21 Brief of Petitioner, supra note 4, at 51.
23 The second problem, discussed in the following section, is that the Court would probably treat the Moores’ constitutional claim as an as-applied challenge, rather than as a facial challenge, and that the Moores’ circumstances do not permit them to make a successful as-applied challenge.
24 To point out the obvious, if the magnitude of the pre-ownership passthrough is constitutionally important, 364 days of passthrough income to one taxpayer in a section 951 case might far exceed in dollars 30 years’ worth of passthrough income to another taxpayer in an MRT case.
25 Brief of Petitioner, supra note 4, at 11.
26 The last two sentences of the Moore brief imply that theirs is a facial challenge: “Even if application of one or another of the cited income taxes might overstep the constitutional line in some hypothetical case, they are facially valid because they kept that line in sight. The MRT does not.” Id. at 53. The brief does not, however, make any attempt to persuade the Court that it should analyze the Moores’ claim as a facial challenge, rather than simply reject it as clearly failing to qualify as an as-applied challenge.
27 Presumably, the Competitive Enterprise Institute, had it focused on this concern, could have found a taxpayer who would have been able to assert an as-applied challenge, because the taxpayer had not owned the CFC stock for some of the period covered by the MRT.
28 United States v. Stevens, 559 U.S. 460, 472 (2010), quoting United States v. Salerno, 481 U.S. 739, 745 (1987), and Washington v. Glucksberg, 521 U.S. 702, 740, n.7 (1997) (Stevens, J., concurring in judgments).

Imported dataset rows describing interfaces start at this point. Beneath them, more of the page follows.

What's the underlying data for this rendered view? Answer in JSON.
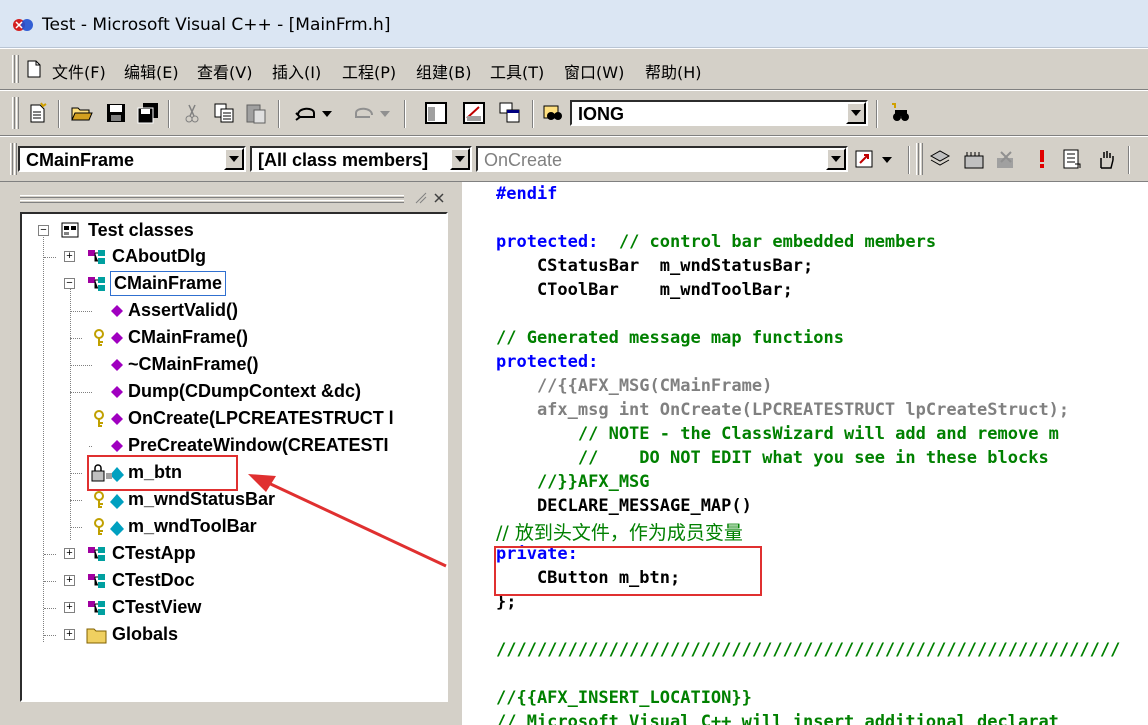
{
  "window": {
    "title": "Test - Microsoft Visual C++ - [MainFrm.h]"
  },
  "menu": {
    "items": [
      {
        "label": "文件(F)"
      },
      {
        "label": "编辑(E)"
      },
      {
        "label": "查看(V)"
      },
      {
        "label": "插入(I)"
      },
      {
        "label": "工程(P)"
      },
      {
        "label": "组建(B)"
      },
      {
        "label": "工具(T)"
      },
      {
        "label": "窗口(W)"
      },
      {
        "label": "帮助(H)"
      }
    ]
  },
  "toolbar1": {
    "find_combo_value": "IONG"
  },
  "toolbar2": {
    "class_combo_value": "CMainFrame",
    "filter_combo_value": "[All class members]",
    "member_combo_value": "OnCreate"
  },
  "tree": {
    "root": "Test classes",
    "nodes": [
      {
        "label": "CAboutDlg",
        "icon": "class-icon"
      },
      {
        "label": "CMainFrame",
        "icon": "class-icon",
        "selected": true
      },
      {
        "label": "AssertValid()",
        "icon": "method-icon"
      },
      {
        "label": "CMainFrame()",
        "icon": "key-method-icon"
      },
      {
        "label": "~CMainFrame()",
        "icon": "method-icon"
      },
      {
        "label": "Dump(CDumpContext &dc)",
        "icon": "method-icon"
      },
      {
        "label": "OnCreate(LPCREATESTRUCT l",
        "icon": "key-method-icon"
      },
      {
        "label": "PreCreateWindow(CREATESTI",
        "icon": "method-icon"
      },
      {
        "label": "m_btn",
        "icon": "private-member-icon"
      },
      {
        "label": "m_wndStatusBar",
        "icon": "key-member-icon"
      },
      {
        "label": "m_wndToolBar",
        "icon": "key-member-icon"
      },
      {
        "label": "CTestApp",
        "icon": "class-icon"
      },
      {
        "label": "CTestDoc",
        "icon": "class-icon"
      },
      {
        "label": "CTestView",
        "icon": "class-icon"
      },
      {
        "label": "Globals",
        "icon": "folder-icon"
      }
    ]
  },
  "code": {
    "lines": [
      "#endif",
      "",
      "protected:  // control bar embedded members",
      "    CStatusBar  m_wndStatusBar;",
      "    CToolBar    m_wndToolBar;",
      "",
      "// Generated message map functions",
      "protected:",
      "    //{{AFX_MSG(CMainFrame)",
      "    afx_msg int OnCreate(LPCREATESTRUCT lpCreateStruct);",
      "        // NOTE - the ClassWizard will add and remove m",
      "        //    DO NOT EDIT what you see in these blocks",
      "    //}}AFX_MSG",
      "    DECLARE_MESSAGE_MAP()",
      "// 放到头文件，作为成员变量",
      "private:",
      "    CButton m_btn;",
      "};",
      "",
      "/////////////////////////////////////////////////////////////",
      "",
      "//{{AFX_INSERT_LOCATION}}",
      "// Microsoft Visual C++ will insert additional declarat"
    ]
  },
  "colors": {
    "keyword": "#0000ff",
    "comment": "#008000",
    "inactive": "#808080",
    "annotation": "#e03030"
  }
}
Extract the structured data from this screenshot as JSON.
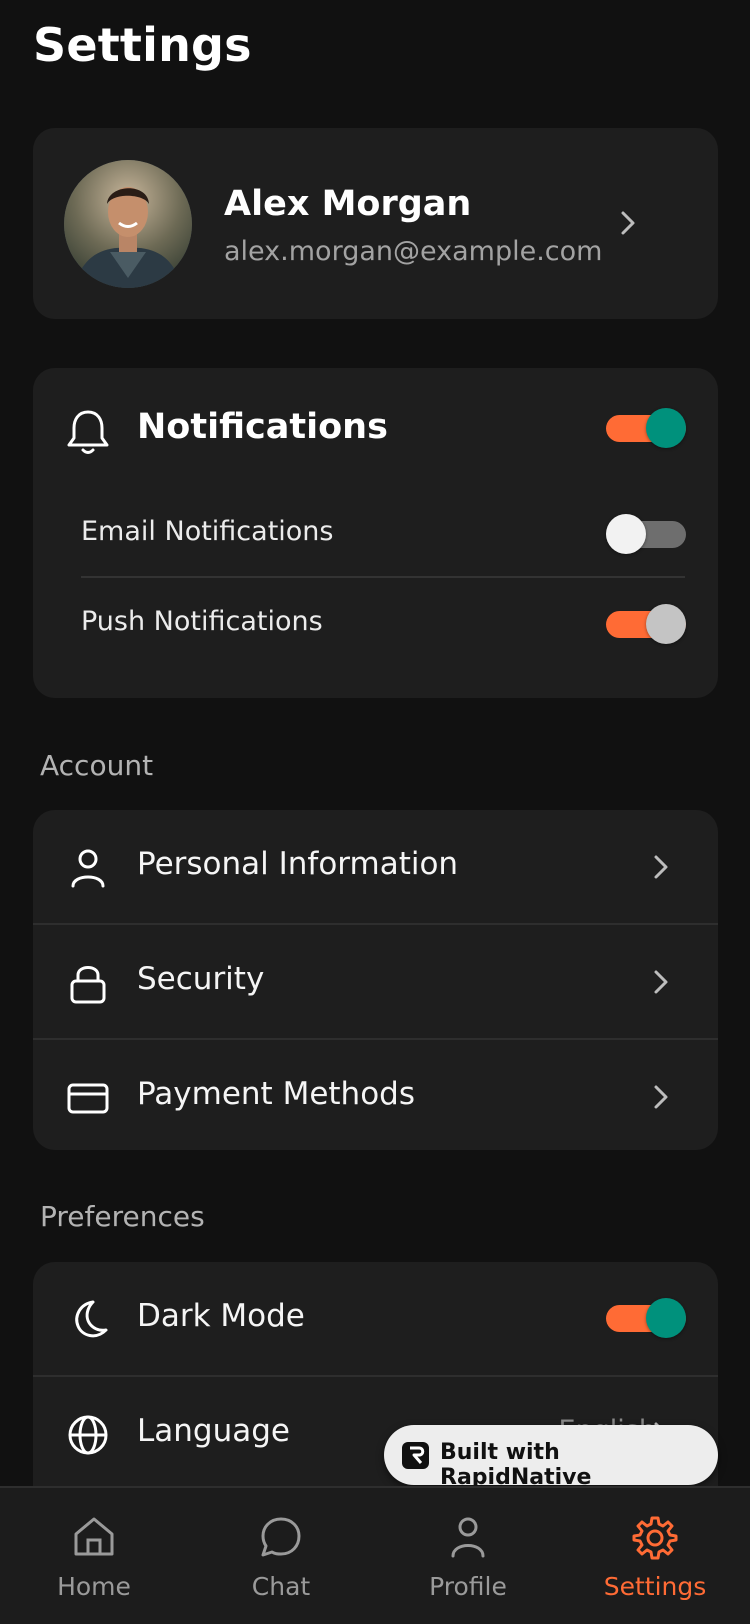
{
  "page": {
    "title": "Settings"
  },
  "profile": {
    "name": "Alex Morgan",
    "email": "alex.morgan@example.com"
  },
  "notifications": {
    "title": "Notifications",
    "master_on": true,
    "items": [
      {
        "label": "Email Notifications",
        "on": false
      },
      {
        "label": "Push Notifications",
        "on": true
      }
    ]
  },
  "account": {
    "section_label": "Account",
    "items": [
      {
        "label": "Personal Information",
        "icon": "user-icon"
      },
      {
        "label": "Security",
        "icon": "lock-icon"
      },
      {
        "label": "Payment Methods",
        "icon": "credit-card-icon"
      }
    ]
  },
  "preferences": {
    "section_label": "Preferences",
    "dark_mode": {
      "label": "Dark Mode",
      "icon": "moon-icon",
      "on": true
    },
    "language": {
      "label": "Language",
      "icon": "globe-icon",
      "value": "English"
    }
  },
  "badge": {
    "text": "Built with RapidNative"
  },
  "tabs": [
    {
      "label": "Home",
      "icon": "home-icon",
      "active": false
    },
    {
      "label": "Chat",
      "icon": "chat-icon",
      "active": false
    },
    {
      "label": "Profile",
      "icon": "profile-icon",
      "active": false
    },
    {
      "label": "Settings",
      "icon": "gear-icon",
      "active": true
    }
  ],
  "colors": {
    "accent": "#ff6b35",
    "toggle_thumb_on": "#00917c",
    "background": "#111111",
    "card": "#1e1e1e"
  }
}
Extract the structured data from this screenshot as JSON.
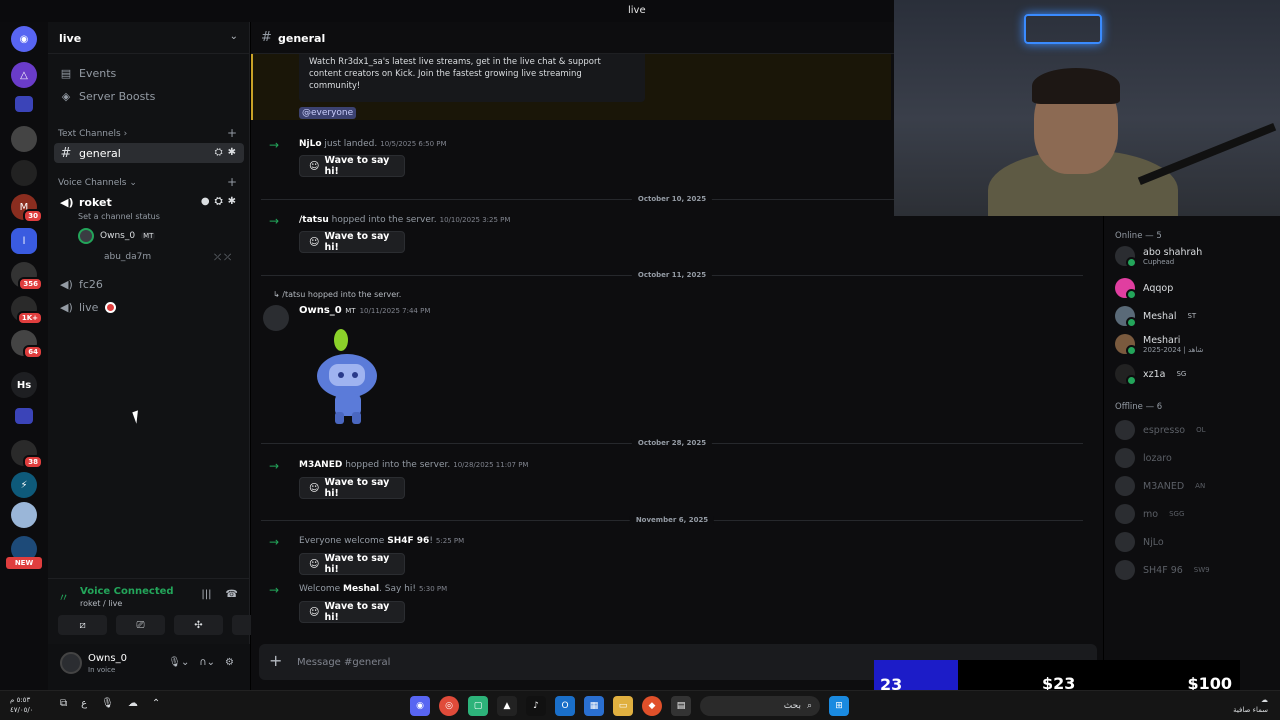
{
  "window": {
    "title": "live"
  },
  "rail": {
    "badges": [
      "30",
      "356",
      "1K+",
      "64",
      "38"
    ],
    "hs_label": "Hs",
    "new_label": "NEW"
  },
  "server": {
    "name": "live"
  },
  "sidebar": {
    "events": "Events",
    "boosts": "Server Boosts",
    "text_category": "Text Channels",
    "voice_category": "Voice Channels",
    "general": "general",
    "roket": "roket",
    "channel_status": "Set a channel status",
    "voice_user_1": "Owns_0",
    "voice_user_1_tag": "MT",
    "voice_user_2": "abu_da7m",
    "fc26": "fc26",
    "live": "live"
  },
  "voice_panel": {
    "status": "Voice Connected",
    "location": "roket / live"
  },
  "user_panel": {
    "name": "Owns_0",
    "status": "In voice"
  },
  "chat": {
    "channel": "general",
    "embed_text": "Watch Rr3dx1_sa's latest live streams, get in the live chat & support content creators on Kick. Join the fastest growing live streaming community!",
    "mention": "@everyone",
    "wave_label": "Wave to say hi!",
    "messages": [
      {
        "user": "NjLo",
        "text": "just landed.",
        "time": "10/5/2025 6:50 PM"
      },
      {
        "user": "/tatsu",
        "text": "hopped into the server.",
        "time": "10/10/2025 3:25 PM"
      },
      {
        "user": "M3ANED",
        "text": "hopped into the server.",
        "time": "10/28/2025 11:07 PM"
      }
    ],
    "dividers": [
      "October 10, 2025",
      "October 11, 2025",
      "October 28, 2025",
      "November 6, 2025"
    ],
    "reply_text": "/tatsu hopped into the server.",
    "owner_msg": {
      "user": "Owns_0",
      "tag": "MT",
      "time": "10/11/2025 7:44 PM"
    },
    "welcome1": {
      "pre": "Everyone welcome",
      "user": "SH4F 96",
      "post": "!",
      "time": "5:25 PM"
    },
    "welcome2": {
      "pre": "Welcome",
      "user": "Meshal",
      "post": ". Say hi!",
      "time": "5:30 PM"
    },
    "composer_placeholder": "Message #general"
  },
  "members": {
    "online_header": "Online — 5",
    "offline_header": "Offline — 6",
    "online": [
      {
        "name": "abo shahrah",
        "sub": "Cuphead",
        "tag": ""
      },
      {
        "name": "Aqqop",
        "sub": "",
        "tag": ""
      },
      {
        "name": "Meshal",
        "sub": "",
        "tag": "ST"
      },
      {
        "name": "Meshari",
        "sub": "2025-2024 | شاهد",
        "tag": ""
      },
      {
        "name": "xz1a",
        "sub": "",
        "tag": "SG"
      }
    ],
    "offline": [
      {
        "name": "espresso",
        "tag": "OL"
      },
      {
        "name": "lozaro",
        "tag": ""
      },
      {
        "name": "M3ANED",
        "tag": "AN"
      },
      {
        "name": "mo",
        "tag": "SGG"
      },
      {
        "name": "NjLo",
        "tag": ""
      },
      {
        "name": "SH4F 96",
        "tag": "SW9"
      }
    ]
  },
  "donation": {
    "count": "23",
    "amount1": "$23",
    "amount2": "$100"
  },
  "taskbar": {
    "clock_time": "٥:٥٣ م",
    "clock_date": "٤٧/٠٥/٠",
    "lang": "ع",
    "search": "بحث",
    "weather": "سماء صافية"
  }
}
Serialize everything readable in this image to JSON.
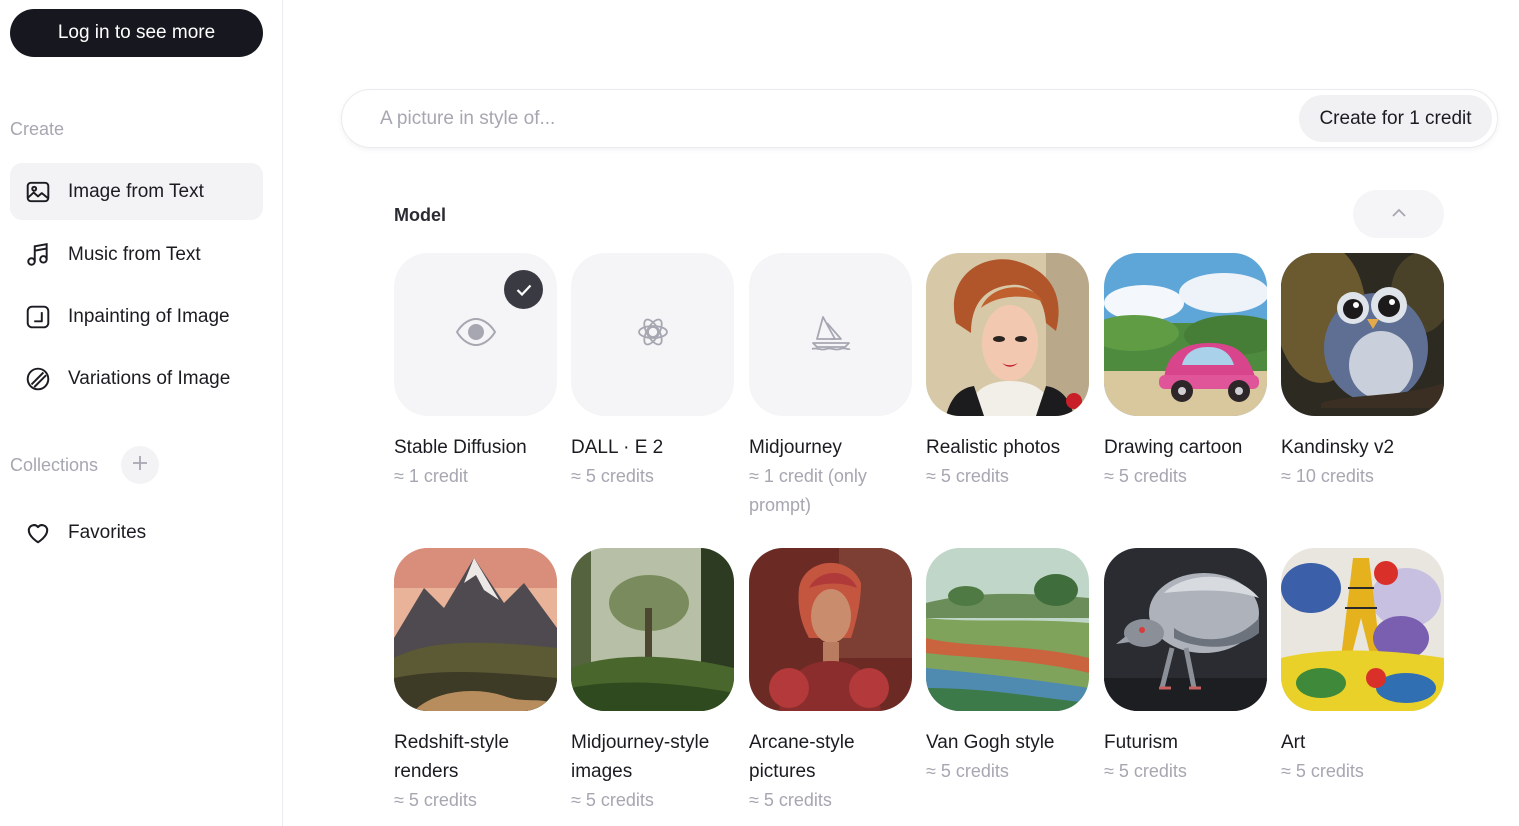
{
  "sidebar": {
    "login_label": "Log in to see more",
    "create_label": "Create",
    "items": [
      {
        "label": "Image from Text",
        "icon": "image-icon",
        "active": true
      },
      {
        "label": "Music from Text",
        "icon": "music-note-icon"
      },
      {
        "label": "Inpainting of Image",
        "icon": "inpainting-icon"
      },
      {
        "label": "Variations of Image",
        "icon": "variations-icon"
      }
    ],
    "collections_label": "Collections",
    "favorites_label": "Favorites"
  },
  "prompt": {
    "placeholder": "A picture in style of...",
    "value": "",
    "create_label": "Create for 1 credit"
  },
  "models": {
    "title": "Model",
    "selected": "Stable Diffusion",
    "items": [
      {
        "name": "Stable Diffusion",
        "cost": "≈ 1 credit",
        "icon": "eye-icon",
        "selected": true
      },
      {
        "name": "DALL · E 2",
        "cost": "≈ 5 credits",
        "icon": "openai-icon"
      },
      {
        "name": "Midjourney",
        "cost": "≈ 1 credit (only prompt)",
        "icon": "sailboat-icon"
      },
      {
        "name": "Realistic photos",
        "cost": "≈ 5 credits",
        "icon": "portrait-thumbnail"
      },
      {
        "name": "Drawing cartoon",
        "cost": "≈ 5 credits",
        "icon": "car-thumbnail"
      },
      {
        "name": "Kandinsky v2",
        "cost": "≈ 10 credits",
        "icon": "owl-thumbnail"
      },
      {
        "name": "Redshift-style renders",
        "cost": "≈ 5 credits",
        "icon": "mountain-thumbnail"
      },
      {
        "name": "Midjourney-style images",
        "cost": "≈ 5 credits",
        "icon": "forest-thumbnail"
      },
      {
        "name": "Arcane-style pictures",
        "cost": "≈ 5 credits",
        "icon": "arcane-thumbnail"
      },
      {
        "name": "Van Gogh style",
        "cost": "≈ 5 credits",
        "icon": "field-thumbnail"
      },
      {
        "name": "Futurism",
        "cost": "≈ 5 credits",
        "icon": "robot-bird-thumbnail"
      },
      {
        "name": "Art",
        "cost": "≈ 5 credits",
        "icon": "eiffel-art-thumbnail"
      }
    ]
  },
  "colors": {
    "accent_dark": "#17181f",
    "muted_text": "#a6a7b1",
    "panel_bg": "#f3f3f5"
  }
}
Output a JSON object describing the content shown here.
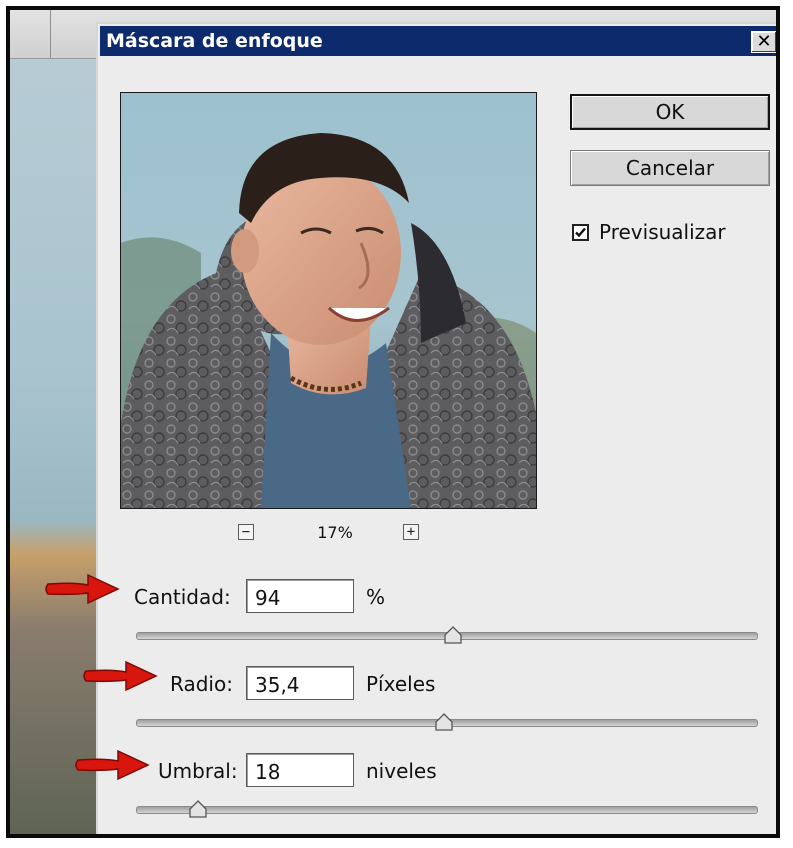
{
  "dialog": {
    "title": "Máscara de enfoque",
    "close_label": "✕"
  },
  "buttons": {
    "ok": "OK",
    "cancel": "Cancelar"
  },
  "preview_checkbox": {
    "label": "Previsualizar",
    "checked": true
  },
  "zoom": {
    "minus": "−",
    "plus": "+",
    "value": "17%"
  },
  "fields": {
    "cantidad": {
      "label": "Cantidad:",
      "value": "94",
      "unit": "%",
      "slider_fraction": 0.51
    },
    "radio": {
      "label": "Radio:",
      "value": "35,4",
      "unit": "Píxeles",
      "slider_fraction": 0.495
    },
    "umbral": {
      "label": "Umbral:",
      "value": "18",
      "unit": "niveles",
      "slider_fraction": 0.1
    }
  },
  "colors": {
    "titlebar": "#0d2a6c",
    "arrow": "#d8160e"
  }
}
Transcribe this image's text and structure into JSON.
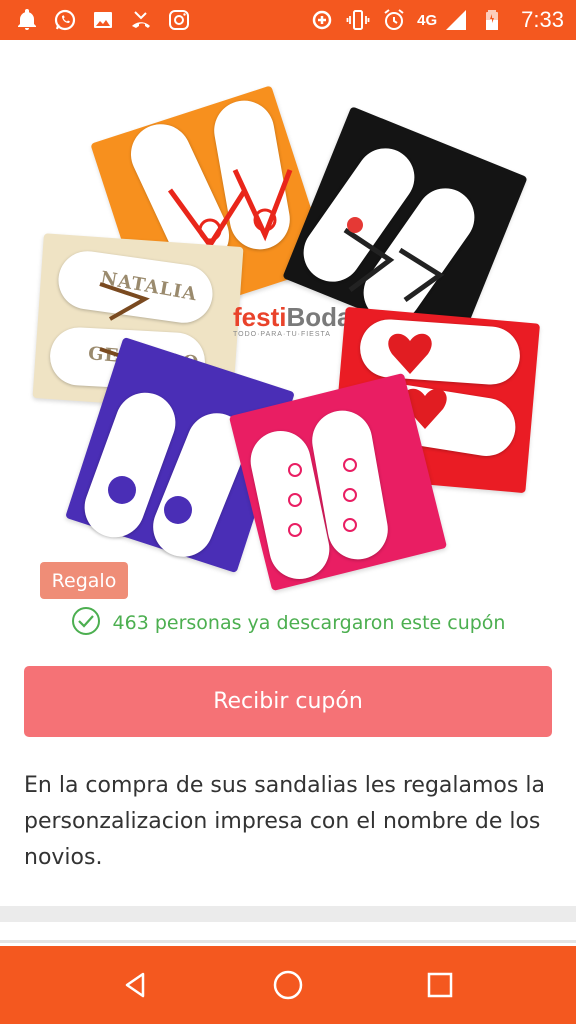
{
  "status_bar": {
    "network": "4G",
    "time": "7:33",
    "icons_left": [
      "notification-bell-icon",
      "whatsapp-icon",
      "image-icon",
      "missed-call-icon",
      "instagram-icon"
    ],
    "icons_right": [
      "data-saver-icon",
      "vibrate-icon",
      "alarm-icon",
      "signal-icon",
      "battery-icon"
    ]
  },
  "product_image": {
    "logo_main_part1": "festi",
    "logo_main_part2": "Boda",
    "logo_sub": "TODO·PARA·TU·FIESTA",
    "prints": [
      "NATALIA",
      "GERARDO"
    ]
  },
  "badge": {
    "label": "Regalo"
  },
  "downloads": {
    "text": "463 personas ya descargaron este cupón"
  },
  "cta": {
    "label": "Recibir cupón"
  },
  "description": {
    "text": "En la compra de sus sandalias les regalamos la personzalizacion impresa con el nombre de los novios."
  },
  "colors": {
    "accent_orange": "#f4581f",
    "cta_pink": "#f57276",
    "badge_salmon": "#ef8d77",
    "success_green": "#4caf50"
  },
  "nav_bar": {
    "buttons": [
      "back",
      "home",
      "recents"
    ]
  }
}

29 Stevens, 559 U.S. at 473, quoting Washington State Grange v. Washington State Republican Party, 552 U.S. 442, 449, n.6 (2008).
30 Brief of Petitioner, supra note 4, at 53.